**** Data under study ****

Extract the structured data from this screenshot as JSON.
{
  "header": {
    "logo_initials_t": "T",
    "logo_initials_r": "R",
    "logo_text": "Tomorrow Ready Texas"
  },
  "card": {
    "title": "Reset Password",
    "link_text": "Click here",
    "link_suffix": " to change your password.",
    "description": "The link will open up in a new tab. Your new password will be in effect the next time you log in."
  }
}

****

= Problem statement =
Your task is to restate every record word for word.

= Solution to the problem =
Extract the structured data from this screenshot as JSON.
{
  "header": {
    "logo_initials_t": "T",
    "logo_initials_r": "R",
    "logo_text": "Tomorrow Ready Texas"
  },
  "card": {
    "title": "Reset Password",
    "link_text": "Click here",
    "link_suffix": " to change your password.",
    "description": "The link will open up in a new tab. Your new password will be in effect the next time you log in."
  }
}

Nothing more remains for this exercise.